Single-use plastic plates and cutlery may be soon off festive menu
People making their Christmas Day as easy as possible by using plastic plates and cutlery may be stopped in future.
Government ministers launched a 12-week public consultation on November 20 to hear views about phasing out single-use items by April 2023.
They want also to hear thoughts about limiting other polluting products such as polystyrene cups, wet wipes, tobacco filters and sachets and to encourage businesses and consumers to look at more sustainable alternatives.
Possible measures include seeing plastic banned in these items and mandatory labelling on the packaging to help people dispose of them correctly.
“It is a long overdue move,” said Midlands green energy expert Ron Fox. “Around 1.1 billion single-use plates and 4.25 billion items of cutlery are eaten off annually in England, but only 10 per cent are recycled.”
Last month Parliament passed the Environment Bill which gave them powers to introduce new restrictions and charges on single-use plastic.
The government said it was continuing to wage war on unnecessary wasteful plastic. This follows the ban on single-use plastic straws, stirrers and cotton buds introduced in October, 2020 and the carrier bag charge in England which was increased from 5p to 10p from April 2021.
The environment is a devolved matter and already, Scotland has announced a ban from June 2022 on the use of plastic cutlery, drink stirrers and food containers.
Ron said the problem was that 422 million tonnes of plastic were being produced each year and half of the items were used just once and then thrown away.
A total of 12.7 million tonnes of plastic enters the world’s oceans annually, which then break up into smaller fragments called microplastics causing damage to our environment, as well as being eaten by the marine life and then by human beings further along the food chain.
At the same time the Government is trying to ensure every council in England provides a separate weekly food waste collection for their residents and be made to recycle all single-use tubs, trays and pots. At the moment only about half of England’s councils provide some kind of food collection service.

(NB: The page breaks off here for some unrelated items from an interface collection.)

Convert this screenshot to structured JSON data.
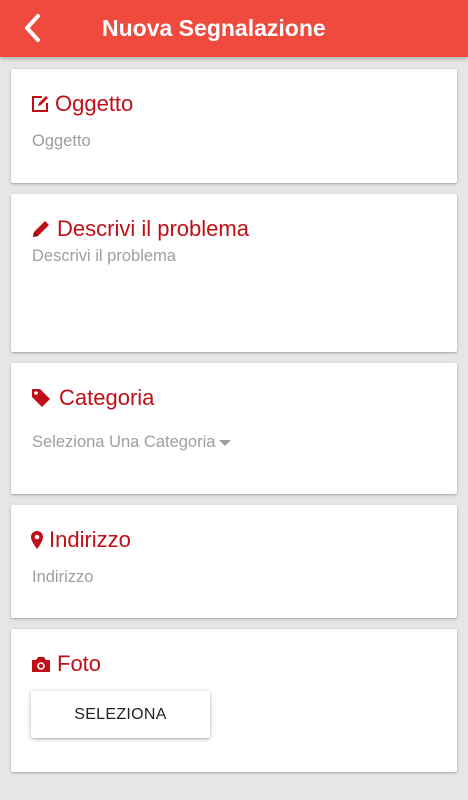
{
  "appbar": {
    "title": "Nuova Segnalazione",
    "back_icon": "chevron-left-icon",
    "background_color": "#f04a3f"
  },
  "accent_color": "#c00f17",
  "cards": {
    "oggetto": {
      "title": "Oggetto",
      "icon": "edit-icon",
      "placeholder": "Oggetto",
      "value": ""
    },
    "descrizione": {
      "title": "Descrivi il problema",
      "icon": "pencil-icon",
      "placeholder": "Descrivi il problema",
      "value": ""
    },
    "categoria": {
      "title": "Categoria",
      "icon": "tag-icon",
      "selected": "Seleziona Una Categoria"
    },
    "indirizzo": {
      "title": "Indirizzo",
      "icon": "map-marker-icon",
      "placeholder": "Indirizzo",
      "value": ""
    },
    "foto": {
      "title": "Foto",
      "icon": "camera-icon",
      "button_label": "SELEZIONA"
    }
  }
}
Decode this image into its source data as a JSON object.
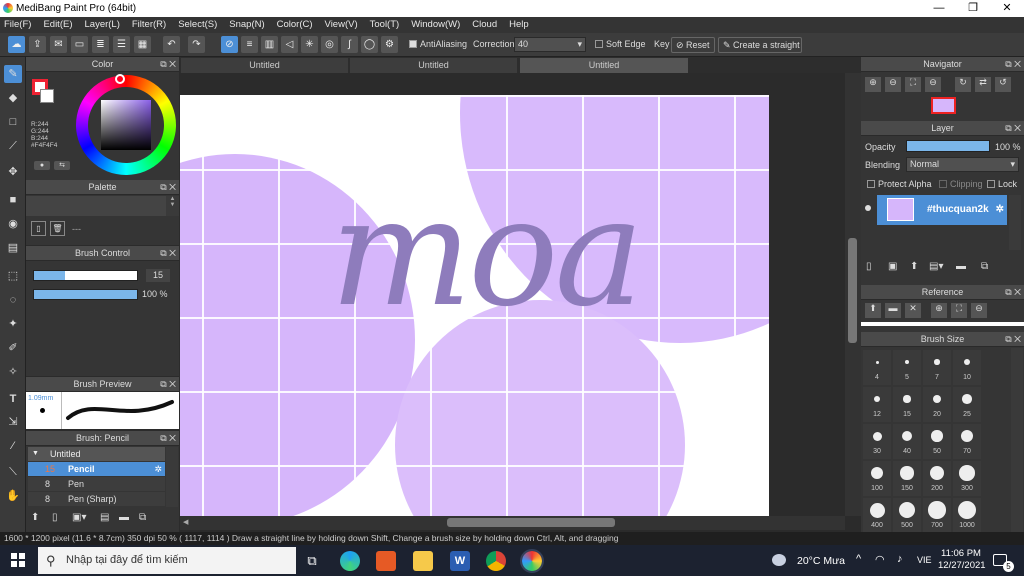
{
  "app": {
    "title": "MediBang Paint Pro (64bit)"
  },
  "menu": [
    "File(F)",
    "Edit(E)",
    "Layer(L)",
    "Filter(R)",
    "Select(S)",
    "Snap(N)",
    "Color(C)",
    "View(V)",
    "Tool(T)",
    "Window(W)",
    "Cloud",
    "Help"
  ],
  "toolbar": {
    "antialiasing": "AntiAliasing",
    "correction_label": "Correction",
    "correction_value": "40",
    "soft_edge": "Soft Edge",
    "key": "Key",
    "reset": "Reset",
    "straight": "Create a straight"
  },
  "tabs": [
    "Untitled",
    "Untitled",
    "Untitled"
  ],
  "color": {
    "title": "Color",
    "r": "R:244",
    "g": "G:244",
    "b": "B:244",
    "hex": "#F4F4F4"
  },
  "palette": {
    "title": "Palette",
    "value": "---"
  },
  "brush_control": {
    "title": "Brush Control",
    "size": "15",
    "opacity": "100 %"
  },
  "brush_preview": {
    "title": "Brush Preview",
    "size": "1.09mm"
  },
  "brush_list": {
    "title": "Brush: Pencil",
    "group": "Untitled",
    "items": [
      {
        "size": "15",
        "name": "Pencil"
      },
      {
        "size": "8",
        "name": "Pen"
      },
      {
        "size": "8",
        "name": "Pen (Sharp)"
      }
    ]
  },
  "navigator": {
    "title": "Navigator"
  },
  "layer": {
    "title": "Layer",
    "opacity_label": "Opacity",
    "opacity_value": "100 %",
    "opacity_level": 1.0,
    "blending_label": "Blending",
    "blending_value": "Normal",
    "protect_alpha": "Protect Alpha",
    "clipping": "Clipping",
    "lock": "Lock",
    "layer_name": "#thucquan2k"
  },
  "reference": {
    "title": "Reference"
  },
  "brush_size": {
    "title": "Brush Size",
    "sizes": [
      "4",
      "5",
      "7",
      "10",
      "12",
      "15",
      "20",
      "25",
      "30",
      "40",
      "50",
      "70",
      "100",
      "150",
      "200",
      "300",
      "400",
      "500",
      "700",
      "1000"
    ]
  },
  "canvas": {
    "text": "moa",
    "bg": "#ffffff",
    "purple": "#d7b8fb",
    "text_color": "#8e7cbc"
  },
  "status": {
    "text": "1600 * 1200 pixel  (11.6 * 8.7cm)  350 dpi  50 %  ( 1117, 1114 )  Draw a straight line by holding down Shift, Change a brush size by holding down Ctrl, Alt, and dragging"
  },
  "taskbar": {
    "search": "Nhập tại đây để tìm kiếm",
    "weather": "20°C  Mưa",
    "lang": "VIE",
    "time": "11:06 PM",
    "date": "12/27/2021",
    "notif": "5"
  },
  "colors": {
    "accent": "#4c8fd6",
    "panel": "#353535"
  }
}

In the UK, 9.5 million tonnes of food are thrown away every year with 70 per cent of that coming from our homes. As well as wasting the produce, it also uses up the energy and water it takes to grow, harvest, transport and package it. Plus, if the food goes to landfill, it rots and produces methane – a greenhouse gas even more potent than carbon dioxide.
“We have to turn back the tide on plastic pollution, reduce our waste and make better use of our resources to help rebuild a greener environment,” said Ron, of Noreus Ltd on the University of Keele Science and Innovation Park in North Staffordshire.

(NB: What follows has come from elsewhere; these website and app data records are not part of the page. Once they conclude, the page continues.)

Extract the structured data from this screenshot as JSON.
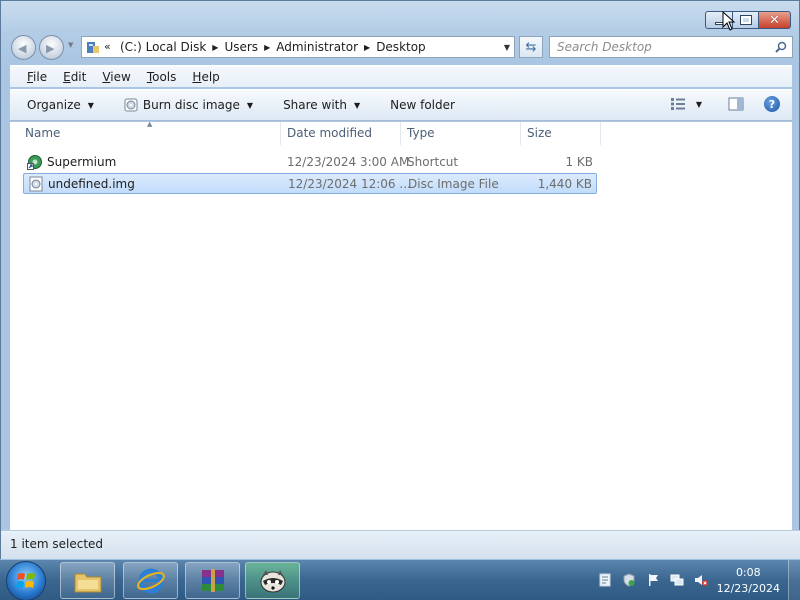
{
  "window": {
    "caption_buttons": {
      "minimize": "minimize",
      "maximize": "maximize",
      "close": "✕"
    }
  },
  "navigation": {
    "address_overflow": "«",
    "breadcrumbs": [
      "(C:) Local Disk",
      "Users",
      "Administrator",
      "Desktop"
    ],
    "search_placeholder": "Search Desktop"
  },
  "menubar": {
    "items": [
      {
        "label": "File",
        "accel": "F",
        "rest": "ile"
      },
      {
        "label": "Edit",
        "accel": "E",
        "rest": "dit"
      },
      {
        "label": "View",
        "accel": "V",
        "rest": "iew"
      },
      {
        "label": "Tools",
        "accel": "T",
        "rest": "ools"
      },
      {
        "label": "Help",
        "accel": "H",
        "rest": "elp"
      }
    ]
  },
  "commandbar": {
    "organize": "Organize",
    "burn": "Burn disc image",
    "share": "Share with",
    "new_folder": "New folder"
  },
  "columns": {
    "name": "Name",
    "date": "Date modified",
    "type": "Type",
    "size": "Size"
  },
  "files": [
    {
      "name": "Supermium",
      "date": "12/23/2024 3:00 AM",
      "type": "Shortcut",
      "size": "1 KB",
      "icon": "shortcut-icon",
      "selected": false
    },
    {
      "name": "undefined.img",
      "date": "12/23/2024 12:06 ...",
      "type": "Disc Image File",
      "size": "1,440 KB",
      "icon": "disc-image-icon",
      "selected": true
    }
  ],
  "status": {
    "text": "1 item selected"
  },
  "taskbar": {
    "pinned": [
      "file-explorer-icon",
      "internet-explorer-icon",
      "winrar-icon",
      "raccoon-app-icon"
    ],
    "clock": {
      "time": "0:08",
      "date": "12/23/2024"
    }
  },
  "colors": {
    "selection": "#c1dcfc",
    "selection_border": "#84acdd",
    "taskbar": "#3a6690"
  }
}
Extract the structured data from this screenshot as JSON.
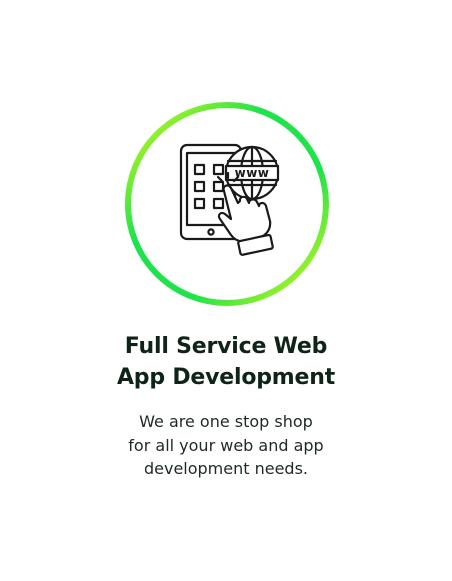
{
  "service": {
    "title_line1": "Full Service Web",
    "title_line2": "App Development",
    "desc_line1": "We are one stop shop",
    "desc_line2": "for all your web and app",
    "desc_line3": "development needs.",
    "icon": "tablet-tap-globe-icon",
    "globe_label": "www"
  },
  "colors": {
    "ring_green": "#1ee34a",
    "ring_yellow": "#dff71a",
    "title": "#0f2419",
    "text": "#1f2a24",
    "icon_stroke": "#1a1a1a"
  }
}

To find out more about green energy and cutting back on plastic call Ron on 0845 474 6641.
For those who want to respond to the consultation, which closes on February 12, 2022, go to:

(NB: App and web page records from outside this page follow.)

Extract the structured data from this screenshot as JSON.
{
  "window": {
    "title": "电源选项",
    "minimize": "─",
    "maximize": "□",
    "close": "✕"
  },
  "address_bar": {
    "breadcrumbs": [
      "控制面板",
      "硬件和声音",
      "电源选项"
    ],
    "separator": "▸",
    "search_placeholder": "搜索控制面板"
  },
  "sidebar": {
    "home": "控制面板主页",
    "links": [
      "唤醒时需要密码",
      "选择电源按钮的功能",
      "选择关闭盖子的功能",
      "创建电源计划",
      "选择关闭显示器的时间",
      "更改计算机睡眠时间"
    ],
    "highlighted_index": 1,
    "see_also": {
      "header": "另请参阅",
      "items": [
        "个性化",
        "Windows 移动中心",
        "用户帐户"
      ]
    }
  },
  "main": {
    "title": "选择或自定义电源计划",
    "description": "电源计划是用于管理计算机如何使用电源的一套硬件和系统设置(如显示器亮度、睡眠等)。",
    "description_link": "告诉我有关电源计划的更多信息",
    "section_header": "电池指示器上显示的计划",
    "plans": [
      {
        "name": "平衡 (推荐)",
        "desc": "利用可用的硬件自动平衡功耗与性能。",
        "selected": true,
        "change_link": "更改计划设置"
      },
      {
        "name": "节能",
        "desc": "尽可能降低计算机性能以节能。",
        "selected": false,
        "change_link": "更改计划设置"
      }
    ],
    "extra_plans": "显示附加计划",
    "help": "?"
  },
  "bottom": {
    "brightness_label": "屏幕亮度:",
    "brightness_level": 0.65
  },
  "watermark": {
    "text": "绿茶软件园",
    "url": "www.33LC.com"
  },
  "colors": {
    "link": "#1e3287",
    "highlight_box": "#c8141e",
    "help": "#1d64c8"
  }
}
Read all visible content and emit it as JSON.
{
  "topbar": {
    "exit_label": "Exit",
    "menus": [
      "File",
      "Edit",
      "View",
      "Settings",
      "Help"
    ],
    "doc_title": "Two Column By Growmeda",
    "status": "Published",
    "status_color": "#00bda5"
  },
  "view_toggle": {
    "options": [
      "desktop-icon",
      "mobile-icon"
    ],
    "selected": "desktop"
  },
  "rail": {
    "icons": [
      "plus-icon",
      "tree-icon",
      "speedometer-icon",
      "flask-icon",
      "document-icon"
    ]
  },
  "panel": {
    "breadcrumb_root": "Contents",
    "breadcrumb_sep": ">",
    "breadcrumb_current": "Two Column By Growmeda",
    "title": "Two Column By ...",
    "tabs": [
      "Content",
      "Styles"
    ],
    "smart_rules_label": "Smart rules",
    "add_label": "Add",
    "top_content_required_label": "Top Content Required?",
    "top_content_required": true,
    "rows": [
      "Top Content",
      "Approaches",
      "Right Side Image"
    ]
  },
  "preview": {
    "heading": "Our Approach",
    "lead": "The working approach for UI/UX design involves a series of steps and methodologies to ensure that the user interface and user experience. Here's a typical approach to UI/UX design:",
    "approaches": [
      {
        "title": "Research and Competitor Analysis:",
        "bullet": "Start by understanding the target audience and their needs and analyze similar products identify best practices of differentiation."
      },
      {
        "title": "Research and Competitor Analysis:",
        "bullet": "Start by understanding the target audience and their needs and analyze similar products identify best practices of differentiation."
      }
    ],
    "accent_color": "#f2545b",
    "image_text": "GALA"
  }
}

Caption: It may soon be Christmas past for using single-use plastic plates and cups as the government launches a public consultation about phasing them out by April 2023.